Machine learning involves training a computer to analyze a situation based on existing data. But in this case, the researchers did not have an abundance of validated examples to show the model. Building on previous modeling that explored heat-resistant materials, researchers used what's known as active learning to create a transferable model to analyze molten salts.
Rather than being fitted for one or two specific molten salt mixture compositions, the transferable model can be applied to mixtures across the composition space. The model makes predictions based on principles, in other words, rather than a set of predefined answers. The machine learning simulations were run using high performance computing resources at the Argonne Leadership Computing Facility (ALCF), a DOE Office of Science user facility, and using the Bebop cluster at Argonne's Laboratory Computing Resource Center.
"We didn't train the model with examples of that sweet spot composition, where you get the right melting point," said Ganesh Sivaraman, an Argonne computational scientist and corresponding author of the paper. "Our model managed to predict that sweet spot, even without the corresponding training input."
Now that the researchers have shown this approach can work, the next step is to work with even more complex data.
"A molten salt reactor is quite a dynamic environment. The conditions change over time, and sometimes impurities can get into the salt," Guo said. "We want to introduce a tiny amount of these impurities to see whether the model can predict how that affects the overall structure of molten salts and their properties."
DOE's Office of Science and DOE's Advanced Scientific Computing Research program supported the research. Co-authors with Guo, Hoyt, Sivaraman and Benmore are Logan Ward, Yadu Babuji, Mark Williamson and Ian Foster of Argonne and Nicholas Jackson of the University of Illinois Urbana-Champaign.
The Argonne Leadership Computing Facility provides supercomputing capabilities to the scientific and engineering community to advance fundamental discovery and understanding in a broad range of disciplines.
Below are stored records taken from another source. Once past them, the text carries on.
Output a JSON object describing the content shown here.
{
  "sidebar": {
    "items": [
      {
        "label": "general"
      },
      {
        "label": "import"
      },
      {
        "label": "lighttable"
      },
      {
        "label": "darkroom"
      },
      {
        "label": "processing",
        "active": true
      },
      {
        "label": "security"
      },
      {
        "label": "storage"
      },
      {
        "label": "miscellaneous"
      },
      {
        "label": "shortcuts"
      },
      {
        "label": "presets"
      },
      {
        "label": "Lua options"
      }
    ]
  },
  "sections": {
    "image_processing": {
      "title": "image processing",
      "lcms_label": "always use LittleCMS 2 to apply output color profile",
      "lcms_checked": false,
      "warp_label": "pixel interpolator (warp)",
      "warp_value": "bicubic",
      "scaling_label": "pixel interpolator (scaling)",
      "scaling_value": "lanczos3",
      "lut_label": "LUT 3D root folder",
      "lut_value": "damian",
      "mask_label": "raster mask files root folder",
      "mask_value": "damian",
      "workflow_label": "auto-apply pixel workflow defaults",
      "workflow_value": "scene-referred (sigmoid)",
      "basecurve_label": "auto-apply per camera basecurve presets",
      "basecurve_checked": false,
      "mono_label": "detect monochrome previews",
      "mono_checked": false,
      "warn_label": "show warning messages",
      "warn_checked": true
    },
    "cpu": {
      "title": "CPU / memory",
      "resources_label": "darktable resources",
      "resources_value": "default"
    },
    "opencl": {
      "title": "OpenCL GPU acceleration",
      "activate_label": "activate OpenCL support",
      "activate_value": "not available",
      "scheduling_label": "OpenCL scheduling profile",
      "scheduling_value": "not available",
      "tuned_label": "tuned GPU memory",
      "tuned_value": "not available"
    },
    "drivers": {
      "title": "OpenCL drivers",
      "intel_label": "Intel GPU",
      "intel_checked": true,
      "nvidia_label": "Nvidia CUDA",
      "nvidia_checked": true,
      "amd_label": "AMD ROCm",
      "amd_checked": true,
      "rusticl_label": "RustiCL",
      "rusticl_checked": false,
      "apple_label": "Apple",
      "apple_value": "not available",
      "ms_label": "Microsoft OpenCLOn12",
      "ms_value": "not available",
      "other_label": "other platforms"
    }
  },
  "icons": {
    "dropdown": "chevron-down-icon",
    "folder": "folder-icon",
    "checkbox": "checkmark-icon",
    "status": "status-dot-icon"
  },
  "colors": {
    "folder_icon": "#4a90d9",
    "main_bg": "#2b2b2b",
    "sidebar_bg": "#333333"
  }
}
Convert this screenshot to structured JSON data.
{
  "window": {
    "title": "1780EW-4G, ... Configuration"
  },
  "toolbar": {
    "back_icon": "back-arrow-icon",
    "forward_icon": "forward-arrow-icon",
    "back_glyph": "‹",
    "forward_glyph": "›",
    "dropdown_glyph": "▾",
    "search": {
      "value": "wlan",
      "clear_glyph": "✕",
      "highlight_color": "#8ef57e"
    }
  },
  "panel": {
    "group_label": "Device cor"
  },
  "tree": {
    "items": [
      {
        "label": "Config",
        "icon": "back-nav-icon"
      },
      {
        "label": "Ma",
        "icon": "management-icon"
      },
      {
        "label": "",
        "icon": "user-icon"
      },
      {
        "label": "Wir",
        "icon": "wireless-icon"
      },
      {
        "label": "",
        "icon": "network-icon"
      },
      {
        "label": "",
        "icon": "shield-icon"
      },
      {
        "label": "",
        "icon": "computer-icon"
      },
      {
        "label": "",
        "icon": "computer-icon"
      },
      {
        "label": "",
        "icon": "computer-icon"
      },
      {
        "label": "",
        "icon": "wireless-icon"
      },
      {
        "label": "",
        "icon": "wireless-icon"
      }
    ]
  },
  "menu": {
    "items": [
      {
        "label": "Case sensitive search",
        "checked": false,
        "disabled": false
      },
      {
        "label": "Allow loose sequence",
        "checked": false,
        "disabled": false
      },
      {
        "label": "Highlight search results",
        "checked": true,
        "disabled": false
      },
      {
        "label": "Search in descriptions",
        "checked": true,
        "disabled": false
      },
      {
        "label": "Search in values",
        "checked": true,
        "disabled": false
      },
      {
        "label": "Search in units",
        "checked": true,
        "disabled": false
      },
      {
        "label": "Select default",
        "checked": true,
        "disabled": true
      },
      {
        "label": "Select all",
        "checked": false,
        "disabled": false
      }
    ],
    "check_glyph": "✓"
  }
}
Supported by the U.S. Department of Energy's (DOE's) Office of Science, Advanced Scientific Computing Research (ASCR) program, the ALCF is one of two DOE Leadership Computing Facilities in the nation dedicated to open science.